Georgia-Pacific stalls spinoff

Related tags Initial public offering

Georgia-Pacific, a global business group with major packaging
concerns, said on Thursday it has delayed the planned spinoff of
its consumer products and packaging division, originally expected
in the first half of next year, citing weakness in the financial
markets and its building products segment.

Georgia-Pacific, a global business group with major packaging concerns, said on Thursday it has delayed the planned spinoff of its consumer products and packaging division, originally expected in the first half of next year, citing weakness in the financial markets and its building products segment.

The company planned to raise about €1 billion by separating the higher-margin consumer products and packaging business from its building products unit, in an initial public offering. They did not give a new timetable for the IPO.

Atlanta-based Georgia-Pacific said it was still convinced a spinoff was the right strategy.

"Although we are committed to our planned separation, we have reluctantly concluded that now is not the right time to execute the transactions," said chief executive A.D. Correll. He added that organisational changes in advance of the separation would continue.
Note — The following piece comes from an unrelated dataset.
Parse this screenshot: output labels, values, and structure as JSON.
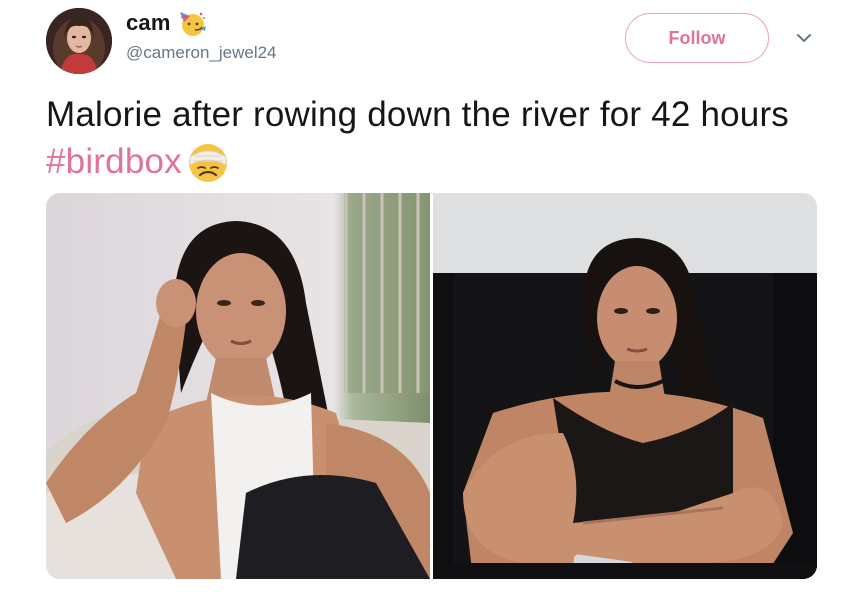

Poor stock market conditions, the weak business environment for building products and the pending $850 million (€878m) sale of its Unisource Worldwide distribution unit to Bain Capital, a private equity and global buyout firm, were cited for the delay.

However, the company also said the Unisource sale, expected to close in the fourth quarter, was proceeding on schedule.

After the spinoff, the consumer products business, CP&P, will compete with Procter & Gamble and Kimberly-Clark in the tissue business and will take on most of Georgia-Pacific's hefty debt, which grew to $12 billion following its 2000 acquisition of Fort James Corp. The purchase made Georgia-Pacific the leading domestic tissue maker.

Related topics Processing & Packaging